During Spring Training Mets fans hoped that the projected outfield wouldn’t be as bad as the doomsayers had predicted. “Worst outfield ever” was a common theme parroted by numerous media outlets. The outfield was definitely lacking in talent, but there was no way it could be that bad. Right?
As it turns out, the Mets outfield has been very bad this season. To find out just how bad, we’ll examine a few statistics from FanGraphs. However, as Mets360′s own Brian Joura discussed earlier this week, Mets starting left fielder Lucas Duda is quietly putting together a solid if unspectacular year. He really doesn’t deserve to be lumped into the travesty that is the 2013 Mets outfield.
For this exercise, we’ll key in on a few statistics for both the Mets outfield as a whole and Duda specifically. All statistics are up-to-date through 6/1/2013. Note that “rank” for the Mets outfield is against all MLB outfields while for Duda it is against all MLB left fielders only. Also, it’s still pretty early in the season so small sample size applies here. First up is On-base Plus Slugging (OPS).

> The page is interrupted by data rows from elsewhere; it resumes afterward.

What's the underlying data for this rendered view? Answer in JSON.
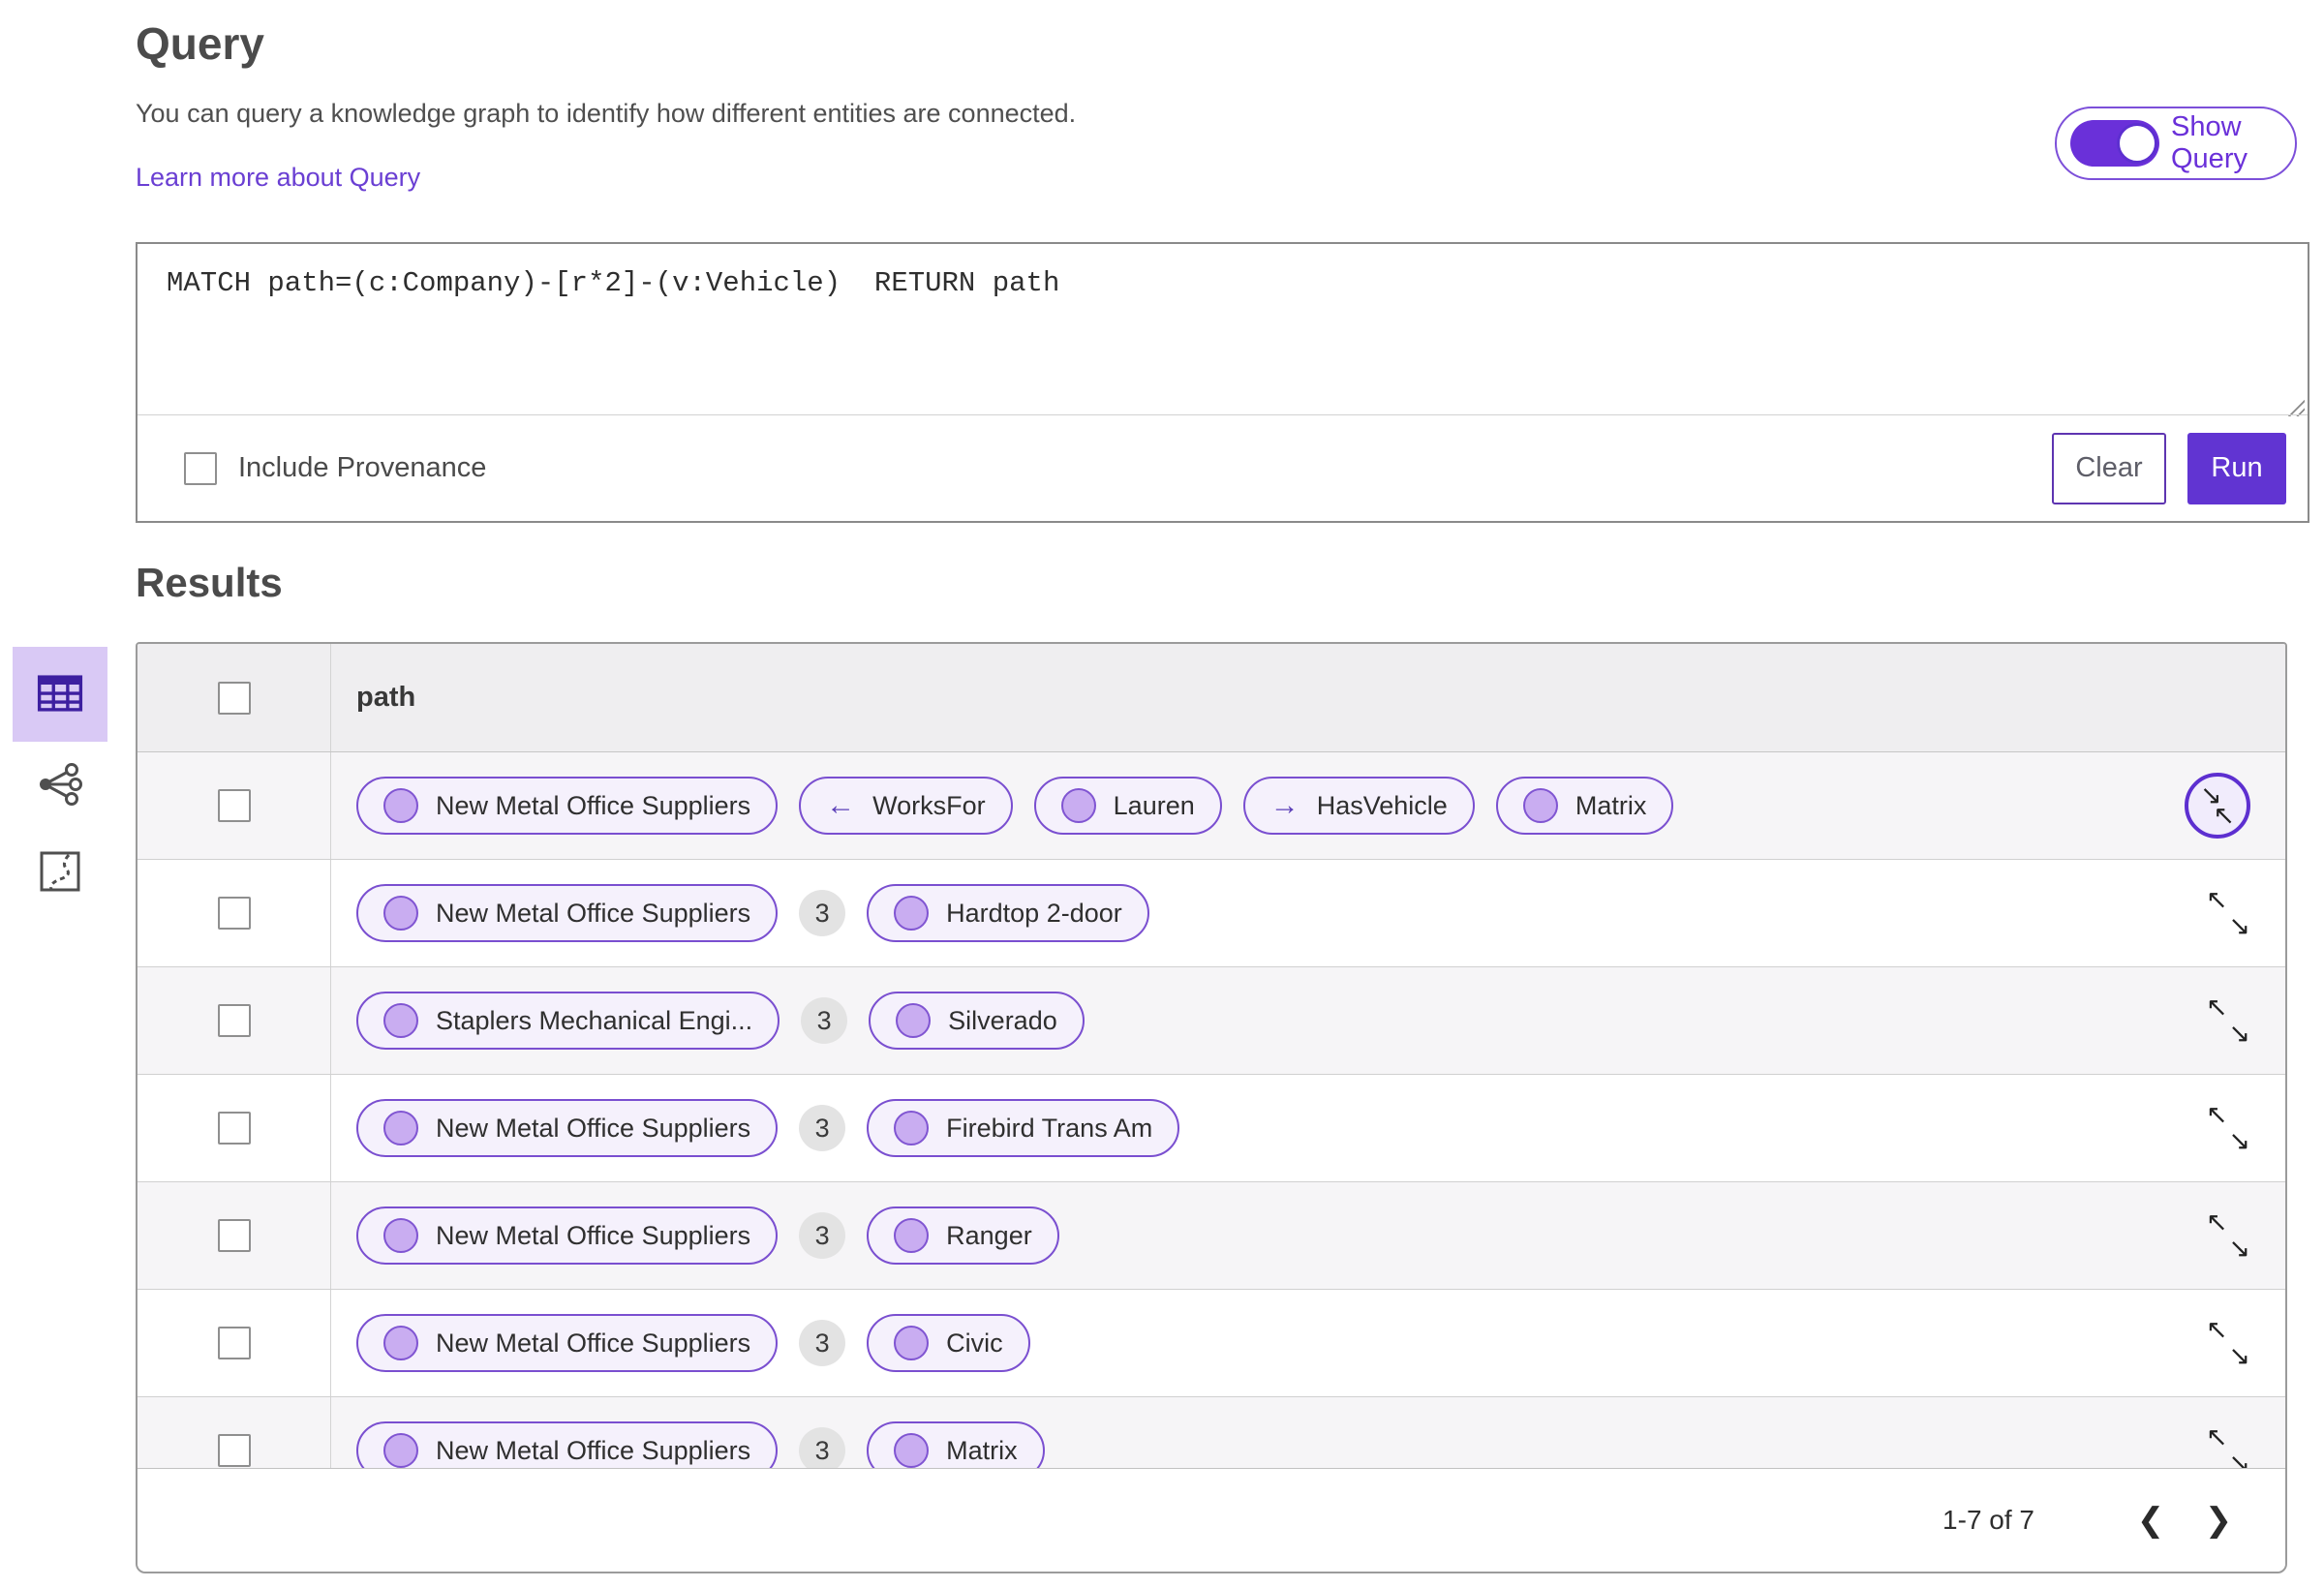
{
  "query_panel": {
    "title": "Query",
    "description": "You can query a knowledge graph to identify how different entities are connected.",
    "learn_more_label": "Learn more about Query",
    "show_query_label": "Show Query",
    "show_query_on": true,
    "query_text": "MATCH path=(c:Company)-[r*2]-(v:Vehicle)  RETURN path",
    "include_provenance_label": "Include Provenance",
    "include_provenance_checked": false,
    "clear_label": "Clear",
    "run_label": "Run"
  },
  "results": {
    "title": "Results",
    "column_header": "path",
    "rows": [
      {
        "expand": "collapse-circled",
        "cells": [
          {
            "kind": "entity",
            "label": "New Metal Office Suppliers"
          },
          {
            "kind": "rel",
            "dir": "left",
            "label": "WorksFor"
          },
          {
            "kind": "entity",
            "label": "Lauren"
          },
          {
            "kind": "rel",
            "dir": "right",
            "label": "HasVehicle"
          },
          {
            "kind": "entity",
            "label": "Matrix"
          }
        ]
      },
      {
        "expand": "expand",
        "cells": [
          {
            "kind": "entity",
            "label": "New Metal Office Suppliers"
          },
          {
            "kind": "count",
            "label": "3"
          },
          {
            "kind": "entity",
            "label": "Hardtop 2-door"
          }
        ]
      },
      {
        "expand": "expand",
        "cells": [
          {
            "kind": "entity",
            "label": "Staplers Mechanical Engi..."
          },
          {
            "kind": "count",
            "label": "3"
          },
          {
            "kind": "entity",
            "label": "Silverado"
          }
        ]
      },
      {
        "expand": "expand",
        "cells": [
          {
            "kind": "entity",
            "label": "New Metal Office Suppliers"
          },
          {
            "kind": "count",
            "label": "3"
          },
          {
            "kind": "entity",
            "label": "Firebird Trans Am"
          }
        ]
      },
      {
        "expand": "expand",
        "cells": [
          {
            "kind": "entity",
            "label": "New Metal Office Suppliers"
          },
          {
            "kind": "count",
            "label": "3"
          },
          {
            "kind": "entity",
            "label": "Ranger"
          }
        ]
      },
      {
        "expand": "expand",
        "cells": [
          {
            "kind": "entity",
            "label": "New Metal Office Suppliers"
          },
          {
            "kind": "count",
            "label": "3"
          },
          {
            "kind": "entity",
            "label": "Civic"
          }
        ]
      },
      {
        "expand": "expand",
        "cells": [
          {
            "kind": "entity",
            "label": "New Metal Office Suppliers"
          },
          {
            "kind": "count",
            "label": "3"
          },
          {
            "kind": "entity",
            "label": "Matrix"
          }
        ]
      }
    ],
    "pagination": {
      "range_label": "1-7 of 7",
      "prev_icon": "❮",
      "next_icon": "❯"
    }
  },
  "sidebar": {
    "items": [
      {
        "name": "table-view",
        "selected": true
      },
      {
        "name": "link-chart-view",
        "selected": false
      },
      {
        "name": "map-view",
        "selected": false
      }
    ]
  },
  "icons": {
    "arrow_left": "←",
    "arrow_right": "→",
    "expand_nw": "↖",
    "expand_se": "↘"
  },
  "colors": {
    "accent_purple": "#6a30d9",
    "pill_border": "#7a4fd0",
    "node_fill": "#c9adf1",
    "selected_view_bg": "#d9c9f5",
    "header_bg": "#efeef0",
    "row_alt_bg": "#f6f5f7",
    "badge_bg": "#e3e3e3"
  }
}
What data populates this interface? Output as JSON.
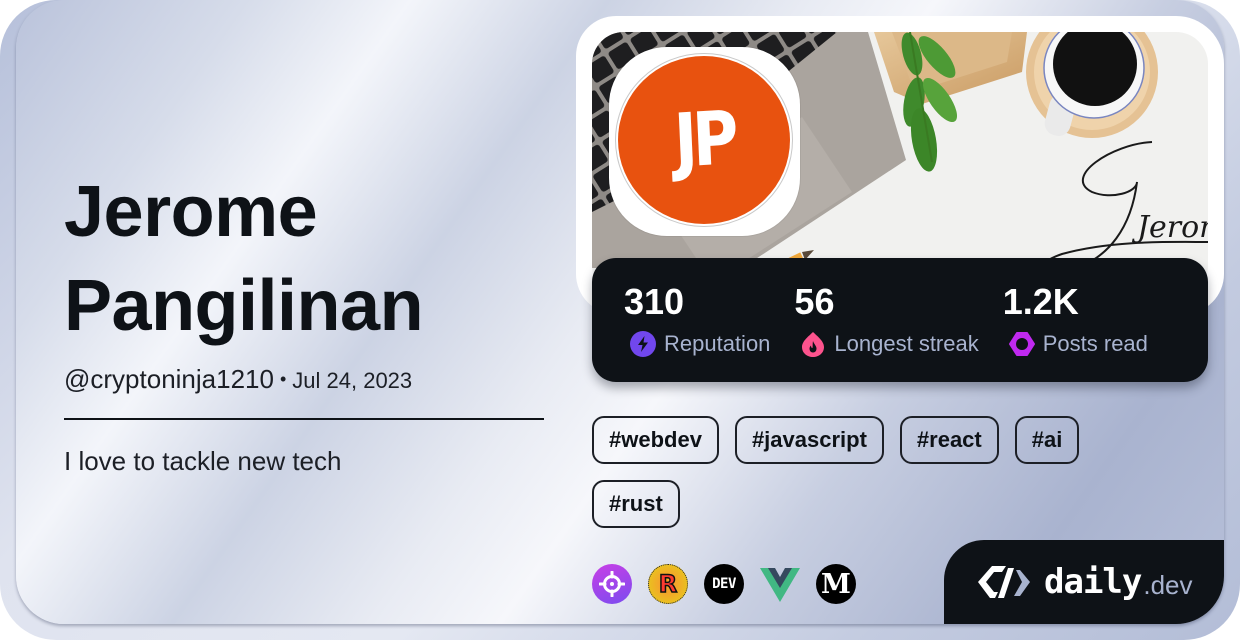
{
  "profile": {
    "name": "Jerome Pangilinan",
    "username": "@cryptoninja1210",
    "separator": "•",
    "joined": "Jul 24, 2023",
    "bio": "I love to tackle new tech"
  },
  "avatar": {
    "initials": "JP",
    "color": "#e8520f"
  },
  "cover": {
    "signature_text": "Jerom"
  },
  "stats": [
    {
      "value": "310",
      "label": "Reputation",
      "icon": "reputation-bolt-icon",
      "color": "#7147ed"
    },
    {
      "value": "56",
      "label": "Longest streak",
      "icon": "streak-flame-icon",
      "color": "#fc538d"
    },
    {
      "value": "1.2K",
      "label": "Posts read",
      "icon": "posts-read-eye-icon",
      "color": "#c029f0"
    }
  ],
  "tags": [
    "#webdev",
    "#javascript",
    "#react",
    "#ai",
    "#rust"
  ],
  "sources": [
    {
      "name": "target-source-icon"
    },
    {
      "name": "rust-source-icon",
      "glyph": "R"
    },
    {
      "name": "dev-to-source-icon",
      "glyph": "DEV"
    },
    {
      "name": "vue-source-icon"
    },
    {
      "name": "medium-source-icon",
      "glyph": "M"
    }
  ],
  "brand": {
    "name": "daily",
    "suffix": ".dev"
  }
}
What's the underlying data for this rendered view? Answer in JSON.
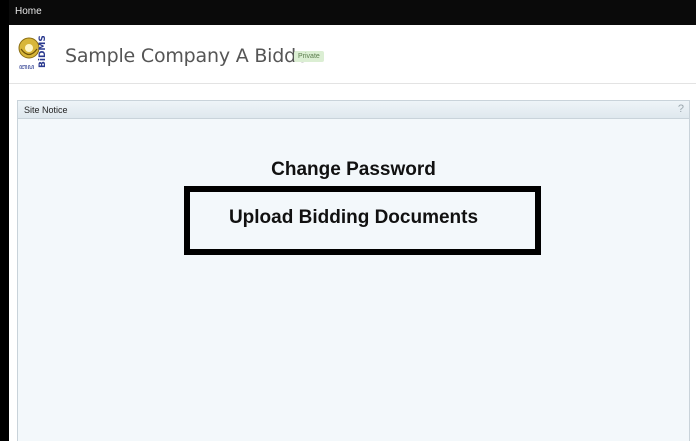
{
  "nav": {
    "home_label": "Home"
  },
  "header": {
    "company_name": "Sample Company A Bidder",
    "badge": "Private",
    "logo_text": "BiDMS"
  },
  "panel": {
    "title": "Site Notice",
    "help": "?",
    "links": {
      "change_password": "Change Password",
      "upload_documents": "Upload Bidding Documents"
    }
  },
  "colors": {
    "topbar": "#0a0a0a",
    "panel_bg": "#f3f8fb",
    "badge_bg": "#dbeed3",
    "badge_text": "#5c7d4e"
  }
}
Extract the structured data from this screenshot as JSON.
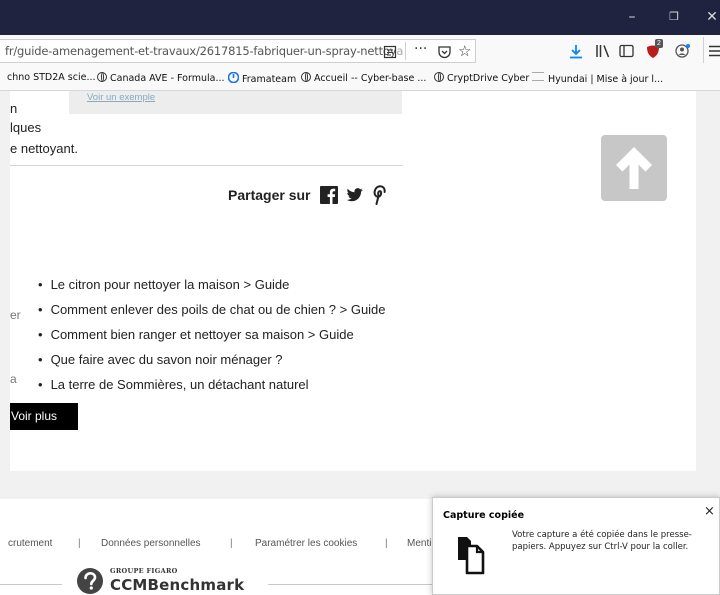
{
  "browser": {
    "window_buttons": [
      "–",
      "❐",
      "✕"
    ],
    "url_main": "fr/guide-amenagement-et-travaux/2617815-fabriquer-un-spray-nettoy",
    "url_fade": "a",
    "ublock_badge": "2",
    "bookmarks": [
      "chno STD2A scie...",
      "Canada AVE - Formula...",
      "Framateam",
      "Accueil -- Cyber-base ...",
      "CryptDrive Cyber",
      "Hyundai | Mise à jour l..."
    ]
  },
  "article": {
    "example_link": "Voir un exemple",
    "frag_1": "n",
    "frag_2": "lques",
    "frag_3": "e nettoyant.",
    "share_label": "Partager sur",
    "side_frag_1": "er",
    "side_frag_2": "a"
  },
  "related": {
    "items": [
      "Le citron pour nettoyer la maison > Guide",
      "Comment enlever des poils de chat ou de chien ? > Guide",
      "Comment bien ranger et nettoyer sa maison > Guide",
      "Que faire avec du savon noir ménager ?",
      "La terre de Sommières, un détachant naturel"
    ],
    "more_button": "Voir plus"
  },
  "footer": {
    "links": [
      "crutement",
      "Données personnelles",
      "Paramétrer les cookies",
      "Menti"
    ],
    "brand_top": "GROUPE FIGARO",
    "brand_name": "CCMBenchmark"
  },
  "toast": {
    "title": "Capture copiée",
    "message": "Votre capture a été copiée dans le presse-papiers. Appuyez sur Ctrl-V pour la coller.",
    "close": "×"
  },
  "colors": {
    "titlebar": "#202340",
    "download_blue": "#0a84ff",
    "ublock_red": "#b81e1e"
  }
}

The Mets outfield as a collective are ahead of only the Nationals, Twins, and Marlins in OPS. Duda, on the other hand, is 13th among all MLB left fielders so far this season. That’s actually pretty incredible considering how down on Duda most Mets fans have become. Next up is Weighted On-Base Average (wOBA).
Essentially, wOBA is a catchall offensive statistic that more accurately captures a hitter’s offensive production than OPS. Here again we see the Mets outfield right at the bottom of the MLB and above the same three teams. Likewise, Duda is right in the middle of the pack for left fielders. Next we look at FanGraphs Wins Above Replacement (fWAR).
Again, the Mets collective is right at the bottom and above only the Twins and the Astros. Duda is near the bottom as well at 23rd. However, note that fWAR takes defense into account. While we all wish that Duda could magically become at least an average defensive left fielder, that simply will never happen. He’s dead last in Ultimate Zone Rating (UZR) among left fielders, which is a testament to his offensive output thus far. In fact, Duda is top ten among left fielders when considering just the offensive aspects that make up fWAR.
This is a small subset of statistics but imagine what the Mets collective outfield performance would look like if Duda’s numbers were taken out of the equation (super incredibly bad?). This is all to say that the Mets outfield, as a whole, is actually meeting expectations. In this case, that’s a bad thing. The problem lies in the way forward. It’s clear that the Mets can live and maybe even thrive with Duda in left field, but right field and center field are going to need massive upgrades for that to work.
Of course, that’s pretty obvious to even the most casual Mets fan. The trick is finding the players that represent those upgrades. There are no upper level outfield prospects on the horizon, at least none that are relatively close, so where does Sandy Alderson snag these upgrades? Well, it will have to be a combination of smart drafting, trading, and free agent signings. Easier said than done, but Alderson is going to have to start dipping into the Mets assets this off-season to make it happen. The large amount of money coming off of the books and the organizational pitching depth could go a long way to shore up the outfield woes, and Alderson will need to do so soon if there is a realistic chance that this team will be competitive sooner rather than later.